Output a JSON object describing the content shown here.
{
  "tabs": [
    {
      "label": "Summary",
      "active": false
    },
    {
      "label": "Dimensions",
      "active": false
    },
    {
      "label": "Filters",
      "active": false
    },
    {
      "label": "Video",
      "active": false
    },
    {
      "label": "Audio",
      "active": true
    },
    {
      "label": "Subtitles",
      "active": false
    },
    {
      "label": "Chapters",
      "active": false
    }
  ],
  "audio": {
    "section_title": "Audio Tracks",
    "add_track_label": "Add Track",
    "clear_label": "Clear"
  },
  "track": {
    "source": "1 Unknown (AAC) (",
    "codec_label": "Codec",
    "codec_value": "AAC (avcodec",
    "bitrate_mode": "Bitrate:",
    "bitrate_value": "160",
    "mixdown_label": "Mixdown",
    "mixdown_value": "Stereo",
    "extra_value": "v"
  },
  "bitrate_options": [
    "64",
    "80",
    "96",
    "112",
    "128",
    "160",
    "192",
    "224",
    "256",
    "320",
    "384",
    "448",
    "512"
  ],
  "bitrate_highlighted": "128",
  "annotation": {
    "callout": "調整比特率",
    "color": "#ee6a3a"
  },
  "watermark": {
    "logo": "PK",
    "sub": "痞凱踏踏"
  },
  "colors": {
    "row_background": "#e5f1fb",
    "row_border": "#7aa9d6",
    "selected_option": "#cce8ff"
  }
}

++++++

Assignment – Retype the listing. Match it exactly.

Result of the exercise –
Output a JSON object describing the content shown here.
{
  "tabs": [
    {
      "label": "Summary",
      "active": false
    },
    {
      "label": "Dimensions",
      "active": false
    },
    {
      "label": "Filters",
      "active": false
    },
    {
      "label": "Video",
      "active": false
    },
    {
      "label": "Audio",
      "active": true
    },
    {
      "label": "Subtitles",
      "active": false
    },
    {
      "label": "Chapters",
      "active": false
    }
  ],
  "audio": {
    "section_title": "Audio Tracks",
    "add_track_label": "Add Track",
    "clear_label": "Clear"
  },
  "track": {
    "source": "1 Unknown (AAC) (",
    "codec_label": "Codec",
    "codec_value": "AAC (avcodec",
    "bitrate_mode": "Bitrate:",
    "bitrate_value": "160",
    "mixdown_label": "Mixdown",
    "mixdown_value": "Stereo",
    "extra_value": "v"
  },
  "bitrate_options": [
    "64",
    "80",
    "96",
    "112",
    "128",
    "160",
    "192",
    "224",
    "256",
    "320",
    "384",
    "448",
    "512"
  ],
  "bitrate_highlighted": "128",
  "annotation": {
    "callout": "調整比特率",
    "color": "#ee6a3a"
  },
  "watermark": {
    "logo": "PK",
    "sub": "痞凱踏踏"
  },
  "colors": {
    "row_background": "#e5f1fb",
    "row_border": "#7aa9d6",
    "selected_option": "#cce8ff"
  }
}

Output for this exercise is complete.